TASK TO COMPLETE: Read through the material below and copy each line in which the word "title" occurs.

INPUT DATA:
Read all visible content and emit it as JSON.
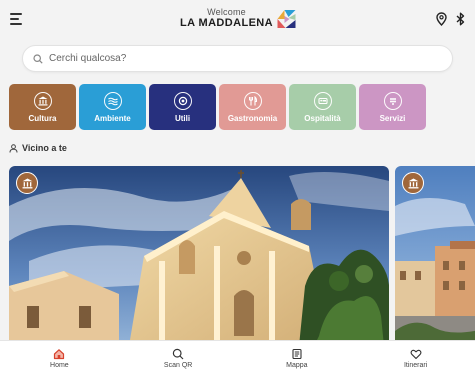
{
  "header": {
    "welcome": "Welcome",
    "title": "LA MADDALENA"
  },
  "search": {
    "placeholder": "Cerchi qualcosa?"
  },
  "categories": [
    {
      "label": "Cultura",
      "color": "#a0673b",
      "icon": "museum-icon"
    },
    {
      "label": "Ambiente",
      "color": "#2a9ed6",
      "icon": "waves-icon"
    },
    {
      "label": "Utili",
      "color": "#27307e",
      "icon": "info-icon"
    },
    {
      "label": "Gastronomia",
      "color": "#e19a95",
      "icon": "cutlery-icon"
    },
    {
      "label": "Ospitalità",
      "color": "#a7cda9",
      "icon": "bed-icon"
    },
    {
      "label": "Servizi",
      "color": "#cc96c4",
      "icon": "services-icon"
    }
  ],
  "nearby": {
    "title": "Vicino a te"
  },
  "cards": [
    {
      "category": "Cultura",
      "badge_color": "#a0673b"
    },
    {
      "category": "Cultura",
      "badge_color": "#a0673b"
    }
  ],
  "bottom_nav": [
    {
      "label": "Home",
      "icon": "home-icon",
      "active": true,
      "color": "#d8432e"
    },
    {
      "label": "Scan QR",
      "icon": "search-icon",
      "active": false
    },
    {
      "label": "Mappa",
      "icon": "map-icon",
      "active": false
    },
    {
      "label": "Itinerari",
      "icon": "heart-icon",
      "active": false
    }
  ]
}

OUTPUT FOR THIS EXERCISE:
    "title": "LA MADDALENA"
    "title": "Vicino a te"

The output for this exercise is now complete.